The Most Holy Rosary of the Blessed Virgin Mary
It was the custom in the Middle Age, as formerly among the Romans, for noble personages to wear crowns of flowers called chaplets. These crowns were offered to persons of distinction as a feudal due.
The Blessed Virgin, as Queen of heaven and of souls, has a right to the same homage; wherefore the Church asks us to recognize the title of Mary as Queen of the Holy Rosary, and she exhorts us to offer to her as daughter of the Father, mother of the Son and spouse of the Holy Ghost a triple chaplet or three crowns of roses, of which she shows us all the beauties in to-day's office, and to which she has given the name of Rosary.
The Collect reminds us that the recitation of the Rosary is a mental prayer in which we meditate on the mysteries of the life, death and resurrection of Jesus; with these Mary was intimately associated.
The Gospel, which gives us the chief part of the angelical salutation, shows us that the Rosary is a vocal prayer. The Pater, Credo and the Gloria, which are recited with the Ave Marias, are also found in the Mass or in the Divine Office.
The Rosary, as a private devotion, consists therefore of elements taken from the liturgical Cycle, and the feast of the Rosary forms part of the Cycle.

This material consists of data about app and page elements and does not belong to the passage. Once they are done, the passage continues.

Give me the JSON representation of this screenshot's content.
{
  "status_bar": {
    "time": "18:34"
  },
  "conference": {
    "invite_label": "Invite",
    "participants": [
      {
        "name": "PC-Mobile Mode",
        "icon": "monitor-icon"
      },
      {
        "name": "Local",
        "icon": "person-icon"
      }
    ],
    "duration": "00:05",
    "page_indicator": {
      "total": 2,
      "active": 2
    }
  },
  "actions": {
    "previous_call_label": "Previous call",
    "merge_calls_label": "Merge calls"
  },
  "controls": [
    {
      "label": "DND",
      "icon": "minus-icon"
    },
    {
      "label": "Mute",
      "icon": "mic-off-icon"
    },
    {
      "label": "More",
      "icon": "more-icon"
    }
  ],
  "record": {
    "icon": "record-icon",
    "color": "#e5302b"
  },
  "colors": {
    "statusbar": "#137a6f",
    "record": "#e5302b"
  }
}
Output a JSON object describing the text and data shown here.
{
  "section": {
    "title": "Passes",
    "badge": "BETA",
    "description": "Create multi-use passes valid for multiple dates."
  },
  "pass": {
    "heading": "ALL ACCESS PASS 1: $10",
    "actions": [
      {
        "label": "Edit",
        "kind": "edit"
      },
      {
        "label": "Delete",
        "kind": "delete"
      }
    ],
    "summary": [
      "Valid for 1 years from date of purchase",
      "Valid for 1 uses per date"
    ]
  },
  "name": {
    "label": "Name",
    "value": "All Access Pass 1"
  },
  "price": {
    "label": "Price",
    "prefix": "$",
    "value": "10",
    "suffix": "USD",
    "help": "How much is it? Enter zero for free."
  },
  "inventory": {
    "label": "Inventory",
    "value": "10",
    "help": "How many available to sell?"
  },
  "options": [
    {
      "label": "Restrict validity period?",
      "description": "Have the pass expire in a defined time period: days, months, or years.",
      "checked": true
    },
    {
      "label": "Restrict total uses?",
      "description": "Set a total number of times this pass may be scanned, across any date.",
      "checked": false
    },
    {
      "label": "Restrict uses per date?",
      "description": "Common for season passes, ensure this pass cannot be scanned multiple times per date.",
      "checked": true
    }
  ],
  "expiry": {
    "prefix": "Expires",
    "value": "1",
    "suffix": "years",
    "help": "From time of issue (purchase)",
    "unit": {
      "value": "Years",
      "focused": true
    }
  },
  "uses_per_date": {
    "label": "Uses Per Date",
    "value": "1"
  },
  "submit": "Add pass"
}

The feast of the Most Holy Rosary is a summary of the liturgical year, as we meditate on the mysteries, and also of the breviary, as we recite hundred-fifty Ave Marias corresponding to hundred-fifty psalms ending by Gloria Patri: it shows in an admirable triptych the joyful, sorrowful and glorious events in the lives of Jesus and Mary which are recalled in succession in the Catholic calendar. In the Christmas Cycle the soul, plunged in an atmosphere of Joy, meditates on the five joyful mysteries, on Wednesdays and Fridays of Ember Week in Winter, on Christmas Day, on February 2 and on the Sunday in the Octave of the Epiphany. Again she contemplates, during the season of the Passion, the five sorrowful mysteries on Holy Thursday and Good Friday. Lastly, she sympathizes amid the joys of the Paschal Season and Pentecost with the five glorious mysteries at the feasts of Easter, Ascension, Pentecost and the Assumption of the Virgin. There is a plenary indulgence similar to that of the Portiuncula to be gained on the day of this feast by all the faithful who visit a church where the Archconfraternity of the Rosary is established.